-- Exercise details --
Print the following entries without any change.
START Dataset excerpts
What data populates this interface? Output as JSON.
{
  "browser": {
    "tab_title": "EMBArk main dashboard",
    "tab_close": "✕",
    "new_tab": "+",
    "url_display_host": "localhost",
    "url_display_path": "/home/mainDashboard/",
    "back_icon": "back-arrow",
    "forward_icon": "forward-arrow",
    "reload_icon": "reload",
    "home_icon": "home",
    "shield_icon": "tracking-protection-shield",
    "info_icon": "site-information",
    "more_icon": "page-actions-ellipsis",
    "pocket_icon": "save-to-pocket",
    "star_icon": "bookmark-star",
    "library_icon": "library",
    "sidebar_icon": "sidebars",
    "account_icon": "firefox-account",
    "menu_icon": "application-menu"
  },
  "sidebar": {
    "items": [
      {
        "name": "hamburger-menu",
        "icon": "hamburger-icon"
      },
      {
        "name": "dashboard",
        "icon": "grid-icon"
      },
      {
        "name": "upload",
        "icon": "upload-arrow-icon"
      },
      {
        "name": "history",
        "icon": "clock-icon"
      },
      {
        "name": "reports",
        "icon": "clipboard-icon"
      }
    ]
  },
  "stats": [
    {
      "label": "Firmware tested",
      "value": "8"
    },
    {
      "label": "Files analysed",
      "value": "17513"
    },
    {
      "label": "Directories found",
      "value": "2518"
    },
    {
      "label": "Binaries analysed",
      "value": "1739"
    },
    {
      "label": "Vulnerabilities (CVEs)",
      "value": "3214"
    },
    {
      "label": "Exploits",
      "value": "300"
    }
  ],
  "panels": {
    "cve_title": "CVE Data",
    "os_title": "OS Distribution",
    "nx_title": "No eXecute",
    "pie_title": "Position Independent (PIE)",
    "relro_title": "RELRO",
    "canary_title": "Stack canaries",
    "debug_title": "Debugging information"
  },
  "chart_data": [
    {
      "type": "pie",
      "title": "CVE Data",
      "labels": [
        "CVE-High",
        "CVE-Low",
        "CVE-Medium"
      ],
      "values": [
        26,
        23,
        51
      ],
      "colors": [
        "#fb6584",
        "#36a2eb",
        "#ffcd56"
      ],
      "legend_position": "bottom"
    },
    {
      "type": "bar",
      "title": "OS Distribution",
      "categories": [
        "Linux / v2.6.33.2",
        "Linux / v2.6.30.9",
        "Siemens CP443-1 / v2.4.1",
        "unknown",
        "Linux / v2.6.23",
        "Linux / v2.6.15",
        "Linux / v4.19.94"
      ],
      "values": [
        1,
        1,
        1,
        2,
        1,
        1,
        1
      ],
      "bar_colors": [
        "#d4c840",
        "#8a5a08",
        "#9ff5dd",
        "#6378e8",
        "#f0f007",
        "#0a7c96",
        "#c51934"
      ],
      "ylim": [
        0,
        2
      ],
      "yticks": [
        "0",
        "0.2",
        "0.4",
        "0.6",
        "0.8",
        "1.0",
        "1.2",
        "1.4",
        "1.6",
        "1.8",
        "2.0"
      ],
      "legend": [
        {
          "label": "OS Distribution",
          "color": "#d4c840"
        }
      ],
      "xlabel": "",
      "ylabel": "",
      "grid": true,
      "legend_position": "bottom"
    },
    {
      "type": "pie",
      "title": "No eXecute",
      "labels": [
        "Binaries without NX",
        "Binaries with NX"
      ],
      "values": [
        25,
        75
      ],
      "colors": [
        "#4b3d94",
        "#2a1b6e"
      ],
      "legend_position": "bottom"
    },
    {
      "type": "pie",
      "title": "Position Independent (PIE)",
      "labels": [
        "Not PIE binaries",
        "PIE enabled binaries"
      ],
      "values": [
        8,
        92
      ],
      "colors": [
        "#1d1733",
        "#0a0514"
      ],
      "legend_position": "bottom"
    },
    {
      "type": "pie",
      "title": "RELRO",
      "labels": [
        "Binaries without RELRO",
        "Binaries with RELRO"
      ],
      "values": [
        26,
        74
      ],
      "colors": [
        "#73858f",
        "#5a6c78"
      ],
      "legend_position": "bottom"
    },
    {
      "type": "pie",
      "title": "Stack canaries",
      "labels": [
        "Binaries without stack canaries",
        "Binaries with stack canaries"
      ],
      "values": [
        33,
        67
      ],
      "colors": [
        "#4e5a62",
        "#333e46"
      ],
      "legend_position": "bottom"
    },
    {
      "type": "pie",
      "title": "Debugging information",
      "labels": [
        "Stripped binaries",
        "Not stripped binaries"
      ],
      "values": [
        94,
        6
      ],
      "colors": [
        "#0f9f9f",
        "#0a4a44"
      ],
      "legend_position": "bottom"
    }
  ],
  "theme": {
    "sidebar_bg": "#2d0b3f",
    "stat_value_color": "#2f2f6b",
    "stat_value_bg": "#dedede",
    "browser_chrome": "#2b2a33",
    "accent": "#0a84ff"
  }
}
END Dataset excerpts
-- Reply to the task --
What data populates this interface? Output as JSON.
{
  "browser": {
    "tab_title": "EMBArk main dashboard",
    "tab_close": "✕",
    "new_tab": "+",
    "url_display_host": "localhost",
    "url_display_path": "/home/mainDashboard/",
    "back_icon": "back-arrow",
    "forward_icon": "forward-arrow",
    "reload_icon": "reload",
    "home_icon": "home",
    "shield_icon": "tracking-protection-shield",
    "info_icon": "site-information",
    "more_icon": "page-actions-ellipsis",
    "pocket_icon": "save-to-pocket",
    "star_icon": "bookmark-star",
    "library_icon": "library",
    "sidebar_icon": "sidebars",
    "account_icon": "firefox-account",
    "menu_icon": "application-menu"
  },
  "sidebar": {
    "items": [
      {
        "name": "hamburger-menu",
        "icon": "hamburger-icon"
      },
      {
        "name": "dashboard",
        "icon": "grid-icon"
      },
      {
        "name": "upload",
        "icon": "upload-arrow-icon"
      },
      {
        "name": "history",
        "icon": "clock-icon"
      },
      {
        "name": "reports",
        "icon": "clipboard-icon"
      }
    ]
  },
  "stats": [
    {
      "label": "Firmware tested",
      "value": "8"
    },
    {
      "label": "Files analysed",
      "value": "17513"
    },
    {
      "label": "Directories found",
      "value": "2518"
    },
    {
      "label": "Binaries analysed",
      "value": "1739"
    },
    {
      "label": "Vulnerabilities (CVEs)",
      "value": "3214"
    },
    {
      "label": "Exploits",
      "value": "300"
    }
  ],
  "panels": {
    "cve_title": "CVE Data",
    "os_title": "OS Distribution",
    "nx_title": "No eXecute",
    "pie_title": "Position Independent (PIE)",
    "relro_title": "RELRO",
    "canary_title": "Stack canaries",
    "debug_title": "Debugging information"
  },
  "chart_data": [
    {
      "type": "pie",
      "title": "CVE Data",
      "labels": [
        "CVE-High",
        "CVE-Low",
        "CVE-Medium"
      ],
      "values": [
        26,
        23,
        51
      ],
      "colors": [
        "#fb6584",
        "#36a2eb",
        "#ffcd56"
      ],
      "legend_position": "bottom"
    },
    {
      "type": "bar",
      "title": "OS Distribution",
      "categories": [
        "Linux / v2.6.33.2",
        "Linux / v2.6.30.9",
        "Siemens CP443-1 / v2.4.1",
        "unknown",
        "Linux / v2.6.23",
        "Linux / v2.6.15",
        "Linux / v4.19.94"
      ],
      "values": [
        1,
        1,
        1,
        2,
        1,
        1,
        1
      ],
      "bar_colors": [
        "#d4c840",
        "#8a5a08",
        "#9ff5dd",
        "#6378e8",
        "#f0f007",
        "#0a7c96",
        "#c51934"
      ],
      "ylim": [
        0,
        2
      ],
      "yticks": [
        "0",
        "0.2",
        "0.4",
        "0.6",
        "0.8",
        "1.0",
        "1.2",
        "1.4",
        "1.6",
        "1.8",
        "2.0"
      ],
      "legend": [
        {
          "label": "OS Distribution",
          "color": "#d4c840"
        }
      ],
      "xlabel": "",
      "ylabel": "",
      "grid": true,
      "legend_position": "bottom"
    },
    {
      "type": "pie",
      "title": "No eXecute",
      "labels": [
        "Binaries without NX",
        "Binaries with NX"
      ],
      "values": [
        25,
        75
      ],
      "colors": [
        "#4b3d94",
        "#2a1b6e"
      ],
      "legend_position": "bottom"
    },
    {
      "type": "pie",
      "title": "Position Independent (PIE)",
      "labels": [
        "Not PIE binaries",
        "PIE enabled binaries"
      ],
      "values": [
        8,
        92
      ],
      "colors": [
        "#1d1733",
        "#0a0514"
      ],
      "legend_position": "bottom"
    },
    {
      "type": "pie",
      "title": "RELRO",
      "labels": [
        "Binaries without RELRO",
        "Binaries with RELRO"
      ],
      "values": [
        26,
        74
      ],
      "colors": [
        "#73858f",
        "#5a6c78"
      ],
      "legend_position": "bottom"
    },
    {
      "type": "pie",
      "title": "Stack canaries",
      "labels": [
        "Binaries without stack canaries",
        "Binaries with stack canaries"
      ],
      "values": [
        33,
        67
      ],
      "colors": [
        "#4e5a62",
        "#333e46"
      ],
      "legend_position": "bottom"
    },
    {
      "type": "pie",
      "title": "Debugging information",
      "labels": [
        "Stripped binaries",
        "Not stripped binaries"
      ],
      "values": [
        94,
        6
      ],
      "colors": [
        "#0f9f9f",
        "#0a4a44"
      ],
      "legend_position": "bottom"
    }
  ],
  "theme": {
    "sidebar_bg": "#2d0b3f",
    "stat_value_color": "#2f2f6b",
    "stat_value_bg": "#dedede",
    "browser_chrome": "#2b2a33",
    "accent": "#0a84ff"
  }
}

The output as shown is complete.